Looking back at the experience of navigating her husband's multiple cancer diagnoses, Cecilia shares a few ways caregivers can support a loved one who has been diagnosed with cancer:


1. Knowledge is key

Arming herself with knowledge about the disease was a key factor that helped Cecilia during her caregiving journey.

"I learnt how to use the computer from my children and constantly read information about the cancer and the latest treatment options.  As my husband was a third-time cancer patient, proton therapy was recommended to treat the prostate cancer as it could potentially have fewer side effects," shared Cecilia.

Mr Lim was advised by his doctor to include more eggs in his daily diet to boost his protein intake. While Cecilia was daunted, she referred to many recipes and got advice from the healthcare team to plan and prepare nutritious daily meals for her husband during and after treatments.

"I would prepare different types of egg dishes at every meal to encourage him to eat more eggs. And to show my support and keep him company, I would eat the same food he ate. It worked well and he even put on weight," recalled Cecilia.


2. Get organised

As Cecilia was her husband's main caregiver, she would document everything about his care to effectively manage every aspect of his health.  

"I made a list of everything, including a recipe book for all the meal preparations! By following this routine, it made it so much easier for us to keep up on top of things during the very challenging and hectic period," advised Cecilia.


3. Remember to take care of yourself

Mr Lim is grateful for his wife’s loving support and care that saw him through his multiple cancer diagnoses.
(Credit: Mrs Cecilia Lim)

A caregiver's role is demanding, time-consuming and requires a lot of patience, perseverance and positivity.

"From 2014 to 2016, I was juggling caregiving duties for my husband,  father and late mother and nephew.

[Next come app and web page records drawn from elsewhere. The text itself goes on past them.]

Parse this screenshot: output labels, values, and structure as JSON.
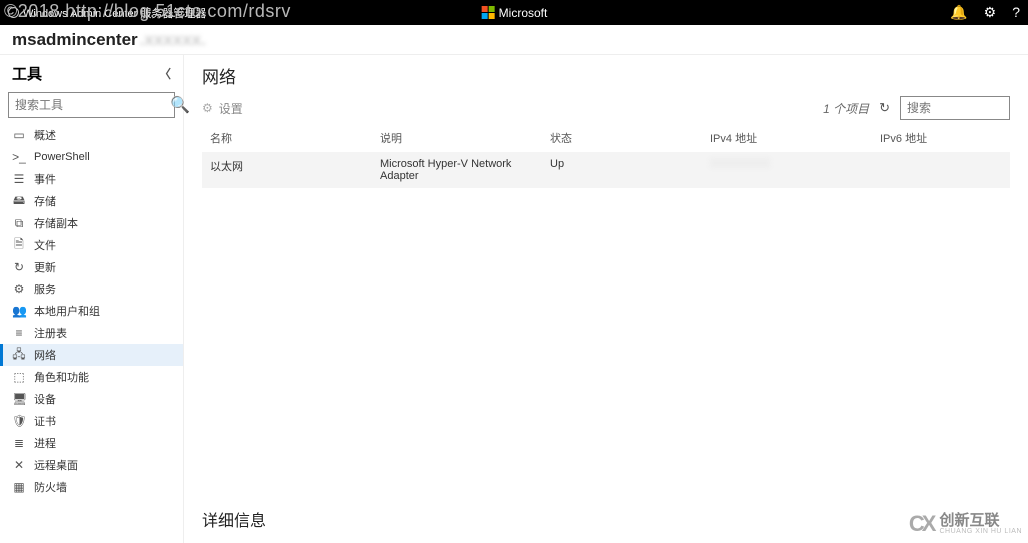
{
  "watermark": "©2018 http://blog.51cto.com/rdsrv",
  "topbar": {
    "left_text": "Windows Admin Center   服务器管理器",
    "brand": "Microsoft"
  },
  "breadcrumb": {
    "host": "msadmincenter",
    "blurred_suffix": ".xxxxxx."
  },
  "sidebar": {
    "title": "工具",
    "search_placeholder": "搜索工具",
    "items": [
      {
        "icon": "▭",
        "label": "概述"
      },
      {
        "icon": ">_",
        "label": "PowerShell"
      },
      {
        "icon": "☰",
        "label": "事件"
      },
      {
        "icon": "🖴",
        "label": "存储"
      },
      {
        "icon": "⧉",
        "label": "存储副本"
      },
      {
        "icon": "🗎",
        "label": "文件"
      },
      {
        "icon": "↻",
        "label": "更新"
      },
      {
        "icon": "⚙",
        "label": "服务"
      },
      {
        "icon": "👥",
        "label": "本地用户和组"
      },
      {
        "icon": "≡",
        "label": "注册表"
      },
      {
        "icon": "🖧",
        "label": "网络"
      },
      {
        "icon": "⬚",
        "label": "角色和功能"
      },
      {
        "icon": "🖥",
        "label": "设备"
      },
      {
        "icon": "🛡",
        "label": "证书"
      },
      {
        "icon": "≣",
        "label": "进程"
      },
      {
        "icon": "✕",
        "label": "远程桌面"
      },
      {
        "icon": "▦",
        "label": "防火墙"
      }
    ],
    "active_index": 10
  },
  "main": {
    "title": "网络",
    "settings_label": "设置",
    "count_text": "1 个项目",
    "search_placeholder": "搜索",
    "columns": {
      "name": "名称",
      "desc": "说明",
      "status": "状态",
      "ipv4": "IPv4 地址",
      "ipv6": "IPv6 地址"
    },
    "rows": [
      {
        "name": "以太网",
        "desc": "Microsoft Hyper-V Network Adapter",
        "status": "Up",
        "ipv4_blurred": true,
        "ipv6": ""
      }
    ],
    "details_title": "详细信息"
  },
  "corner": {
    "cn": "创新互联",
    "en": "CHUANG XIN HU LIAN"
  }
}
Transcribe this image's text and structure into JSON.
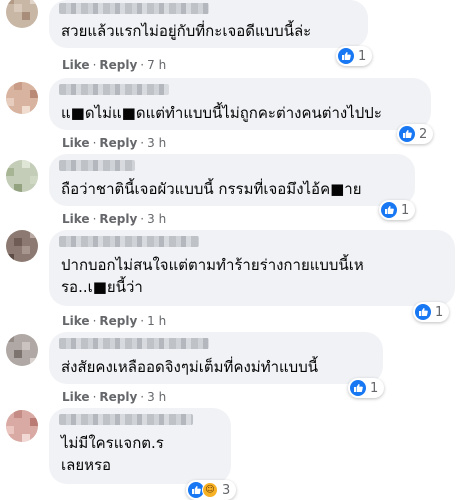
{
  "comments": [
    {
      "text_lines": [
        "สวยแล้วแรกไม่อยู่กับที่กะเจอดีแบบนี้ล่ะ"
      ],
      "reaction_count": "1",
      "like": "Like",
      "reply": "Reply",
      "time": "7 h"
    },
    {
      "text_lines": [
        "แ■ดไม่แ■ดแต่ทำแบบนี้ไม่ถูกคะต่างคนต่างไปปะ"
      ],
      "reaction_count": "2",
      "like": "Like",
      "reply": "Reply",
      "time": "3 h"
    },
    {
      "text_lines": [
        "ถือว่าชาตินี้เจอผัวแบบนี้ กรรมที่เจอมึงไอ้ค■าย"
      ],
      "reaction_count": "1",
      "like": "Like",
      "reply": "Reply",
      "time": "3 h"
    },
    {
      "text_lines": [
        "ปากบอกไม่สนใจแต่ตามทำร้ายร่างกายแบบนี้เห",
        "รอ..เ■ยนี้ว่า"
      ],
      "reaction_count": "1",
      "like": "Like",
      "reply": "Reply",
      "time": "1 h"
    },
    {
      "text_lines": [
        "ส่งสัยคงเหลืออดจิงๆม่เต็มที่คงม่ทำแบบนี้"
      ],
      "reaction_count": "1",
      "like": "Like",
      "reply": "Reply",
      "time": "3 h"
    },
    {
      "text_lines": [
        "ไม่มีใครแจกต.ร",
        "เลยหรอ"
      ],
      "reaction_count": "3"
    }
  ],
  "colors": {
    "bubble": "#f0f2f5",
    "like_blue": "#1877f2",
    "meta_gray": "#65676b"
  }
}
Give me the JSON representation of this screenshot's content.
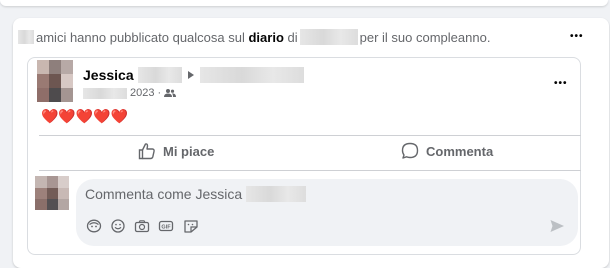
{
  "notification": {
    "text_before": "amici hanno pubblicato qualcosa sul",
    "bold_word": "diario",
    "text_middle": "di",
    "text_after": "per il suo compleanno.",
    "more_label": "•••"
  },
  "post": {
    "author_first_name": "Jessica",
    "date_year": "2023",
    "date_separator": "·",
    "audience_icon": "friends-icon",
    "content": "❤️❤️❤️❤️❤️",
    "more_label": "•••"
  },
  "actions": {
    "like_label": "Mi piace",
    "comment_label": "Commenta"
  },
  "comment_input": {
    "placeholder": "Commenta come Jessica",
    "toolbar_icons": [
      "avatar-sticker-icon",
      "emoji-icon",
      "camera-icon",
      "gif-icon",
      "sticker-icon"
    ],
    "send_icon": "send-icon"
  },
  "colors": {
    "heart": "#e41e3f",
    "secondary_text": "#65676b",
    "page_background": "#f0f2f5"
  }
}
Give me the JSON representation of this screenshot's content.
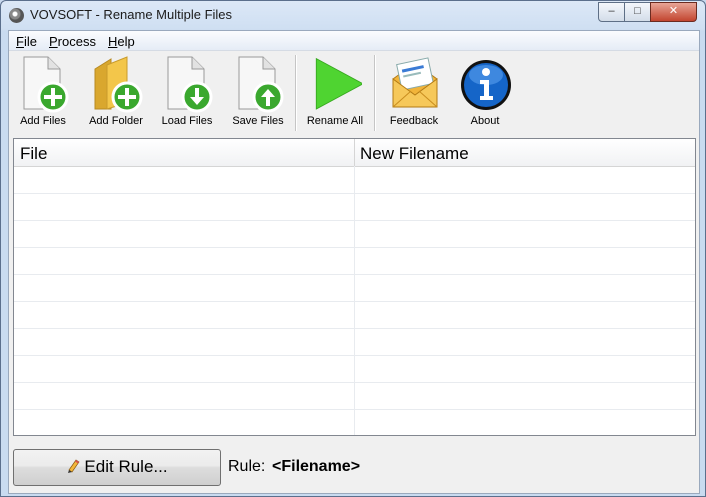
{
  "window": {
    "title": "VOVSOFT - Rename Multiple Files",
    "controls": {
      "minimize": "–",
      "maximize": "□",
      "close": "✕"
    }
  },
  "menu": {
    "items": [
      {
        "accel": "F",
        "rest": "ile"
      },
      {
        "accel": "P",
        "rest": "rocess"
      },
      {
        "accel": "H",
        "rest": "elp"
      }
    ]
  },
  "toolbar": {
    "items": [
      {
        "label": "Add Files",
        "icon": "add-files-icon"
      },
      {
        "label": "Add Folder",
        "icon": "add-folder-icon"
      },
      {
        "label": "Load Files",
        "icon": "load-files-icon"
      },
      {
        "label": "Save Files",
        "icon": "save-files-icon"
      },
      {
        "label": "Rename All",
        "icon": "play-icon"
      },
      {
        "label": "Feedback",
        "icon": "mail-icon"
      },
      {
        "label": "About",
        "icon": "info-icon"
      }
    ]
  },
  "grid": {
    "columns": [
      "File",
      "New Filename"
    ]
  },
  "footer": {
    "edit_button": "Edit Rule...",
    "rule_label": "Rule:",
    "rule_value": "<Filename>"
  },
  "colors": {
    "accent_green": "#3aa82e",
    "play_green": "#4fd431",
    "info_blue": "#1565c8",
    "folder_yellow": "#f3c64a"
  }
}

It was exhausting both physically and mentally.  Thankfully, I had family and friends who supported me. I found preparing and cooking homemade meals very therapeutic," said Cecilia.

Cecilia encourages caregivers to stay healthy with regular exercise and to find time to do things they enjoy.

"Make sure you take care of yourself and find ways to destress and rest, so that you can properly take care of someone else," advised Cecilia.


4. Don't be shy to ask for help

"When I had a question or just wanted a listening ear, I would reach out to someone. Don't be shy to ask questions or reach out when you need help. Having a support network, whether it is your family, friends or the healthcare team, really makes a positive difference to a caregiver's mental health," emphasised Cecilia.

Cecilia also recommends joining a support group as that can be particularly helpful.

"People in support groups have gone through what new patients and caregivers are going through and can share their thoughts, useful tips and learnings," explained Cecilia.

All patients and caregivers from across Singapore are welcome to join NCCS support groups which are co-led by medical social workers, clinical psychologists and patient leaders.

Support groups at NCCS include:

  • Adolescents and Young Adults Oncology (AYAO) Support Group
  • Breast Cancer Support Group
  • Combined Genetic Support Group
  • Hereditary Breast & Ovarian Cancer Syndrome (HBOC) Support Group
  • Grief in Recovery (GIR) Support Group for Bereaved Spouses
  • Grief in Recovery (GIR) Kin & Kith - Support Group for Bereaved Family & Friends
  • Lung Cancer Support Group
  • Nasopharyngeal Cancer (NPC) Support Group
  • Neurofibromatosis (NF) Support Group
  • Sinar Harapan Malay Support Group
  • Singapore Sarcoma Support Group

Click here to find more about our support groups or call our Cancer Helpline at 6225 5655 for more info.